While the issue was early, around the 30k mark, there was no fix other than replacing the WCM.
As if not being able to start your car wasn’t bad enough, the 2014 Jeep Compass leaked like a sieve. Customers often criticized the manufacturer for water leaking through faulty seals on sunroofs.
Imagine the struggle owners might have dodging dripping water from the roofs of their SUVs every time it rained.
2018 Jeep Compass
While many of the recent years of Jeep Compass have had few mechanical complaints, the 2018 model year is the exception. Most concerns revolved around the engine shutting off (often while the vehicle was in motion).
The cause was diagnosed as a bad torque converter, which robbed the Compass of power. The issue was another problem that often occurred early (around the 20k mile mark).
Even though it was covered under warranty, it caused frustration for Compass and Patriot owners.
Another issue stems from lower control arms that were incorrectly welded at the factory. The failure of these suspension components increased the likelihood of a crash, and while Jeep did issue a recall for the problem, it wasn’t fast enough to keep many owners from walking away from the Compass they had purchased.
What are the Best Years of Jeep Compass?
Two of the best years of the Compass are 2009 and 2010. These years have the fewest complaints and concerns.
In response to severe negative feedback about the Jeep Compass interior, Jeep redesigned the dash, instrument panel components, and seating to make the Compass feel more luxurious and less cheap.
While the early years of the Compass still battled a reputation of being underpowered (the standard 2.4L four-cylinder only produces 172 HP and 165 lb-ft of torque.
The Compass could tow around 2000 lbs, but its fundamental feature was the fuel economy it produced at 22 miles per gallon.
For more information regarding the best years of Jeep Compass, see the article on fourwheeltrends.com.
Are the Most Recent Years of the Compass Reliable?
Suppose you are considering a recent model year of the Jeep Compass. In that case, you can be assured that the reliability and dependability of the vehicle have improved considerably in the fifteen-plus years it has been in production.

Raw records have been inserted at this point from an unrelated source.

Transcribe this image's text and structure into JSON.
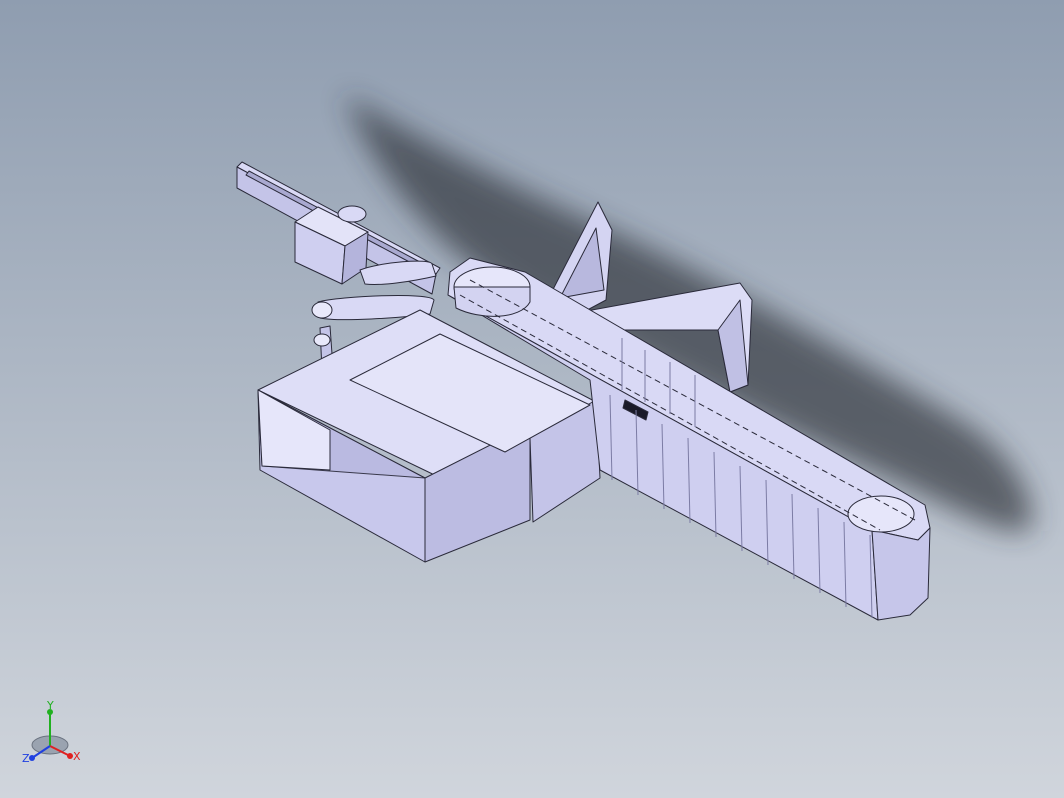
{
  "viewport": {
    "background_top": "#8f9db0",
    "background_bottom": "#d0d5dc",
    "model_fill": "#d9d9f5",
    "model_shade": "#c4c4e8",
    "model_dark": "#a9a9d0",
    "edge_color": "#2a2a3a",
    "shadow_color": "#2b2f36"
  },
  "triad": {
    "x_label": "X",
    "y_label": "Y",
    "z_label": "Z",
    "x_color": "#e02020",
    "y_color": "#20b020",
    "z_color": "#2040e0"
  }
}
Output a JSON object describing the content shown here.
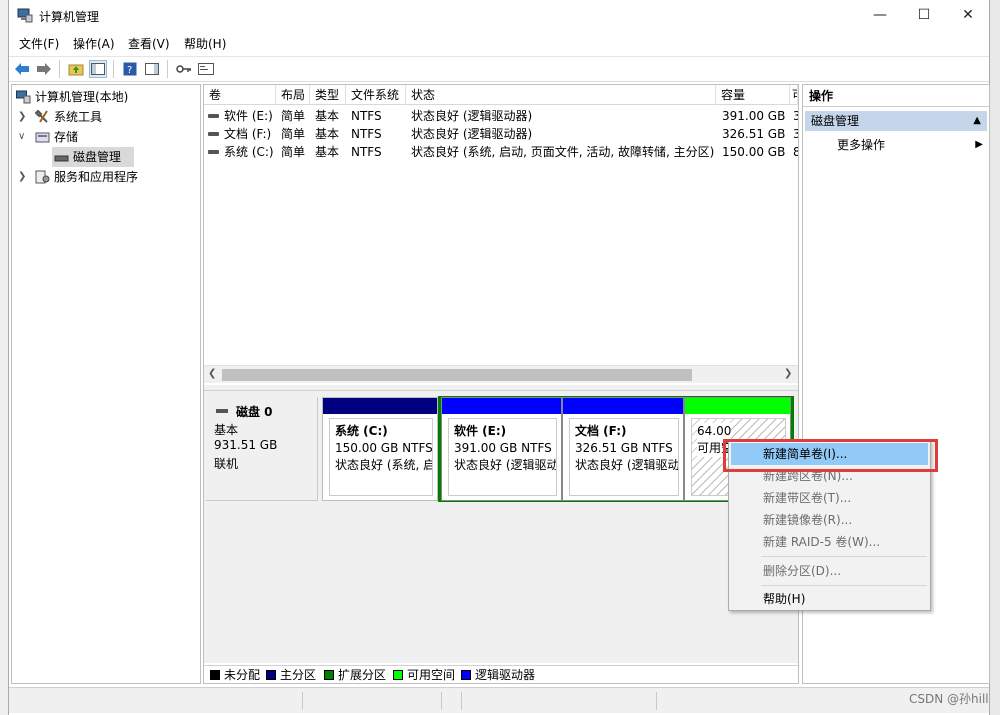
{
  "window": {
    "title": "计算机管理"
  },
  "menu": [
    "文件(F)",
    "操作(A)",
    "查看(V)",
    "帮助(H)"
  ],
  "tree": {
    "root": "计算机管理(本地)",
    "items": [
      {
        "label": "系统工具"
      },
      {
        "label": "存储"
      },
      {
        "label": "磁盘管理"
      },
      {
        "label": "服务和应用程序"
      }
    ]
  },
  "columns": [
    "卷",
    "布局",
    "类型",
    "文件系统",
    "状态",
    "容量",
    "可"
  ],
  "volumes": [
    {
      "name": "软件 (E:)",
      "layout": "简单",
      "type": "基本",
      "fs": "NTFS",
      "status": "状态良好 (逻辑驱动器)",
      "capacity": "391.00 GB",
      "extra": "3"
    },
    {
      "name": "文档 (F:)",
      "layout": "简单",
      "type": "基本",
      "fs": "NTFS",
      "status": "状态良好 (逻辑驱动器)",
      "capacity": "326.51 GB",
      "extra": "3"
    },
    {
      "name": "系统 (C:)",
      "layout": "简单",
      "type": "基本",
      "fs": "NTFS",
      "status": "状态良好 (系统, 启动, 页面文件, 活动, 故障转储, 主分区)",
      "capacity": "150.00 GB",
      "extra": "8"
    }
  ],
  "disk": {
    "name": "磁盘 0",
    "kind": "基本",
    "size": "931.51 GB",
    "state": "联机"
  },
  "partitions": [
    {
      "title": "系统 (C:)",
      "size": "150.00 GB NTFS",
      "status": "状态良好 (系统, 启动"
    },
    {
      "title": "软件 (E:)",
      "size": "391.00 GB NTFS",
      "status": "状态良好 (逻辑驱动"
    },
    {
      "title": "文档 (F:)",
      "size": "326.51 GB NTFS",
      "status": "状态良好 (逻辑驱动器"
    },
    {
      "title": "",
      "size": "64.00",
      "status": "可用空"
    }
  ],
  "legend": [
    {
      "label": "未分配",
      "color": "#000000"
    },
    {
      "label": "主分区",
      "color": "#000080"
    },
    {
      "label": "扩展分区",
      "color": "#008000"
    },
    {
      "label": "可用空间",
      "color": "#00ff00"
    },
    {
      "label": "逻辑驱动器",
      "color": "#0000ff"
    }
  ],
  "actions": {
    "header": "操作",
    "section": "磁盘管理",
    "more": "更多操作"
  },
  "context_menu": [
    "新建简单卷(I)...",
    "新建跨区卷(N)...",
    "新建带区卷(T)...",
    "新建镜像卷(R)...",
    "新建 RAID-5 卷(W)...",
    "删除分区(D)...",
    "帮助(H)"
  ],
  "colors": {
    "primary": "#000080",
    "logical": "#0000ff",
    "free": "#00ff00",
    "extended": "#008000",
    "highlight": "#91c9f7",
    "callout": "#e03c3c"
  },
  "watermark": "CSDN @孙hill"
}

The 2022 Jeep Compass has a 4.0 out of 5 reliability rating and scores 80 on the JD Power scale for initial quality.
- 2007 – 08, 2012, 2014, and 2018 are the worst years for Jeep Compass
- 2009 – 2010 are the best years for the Jeep Compass.
- Many of the most recent years are very reliable.
- Most issues have centered on TIPM failures, suspension, and brake wear.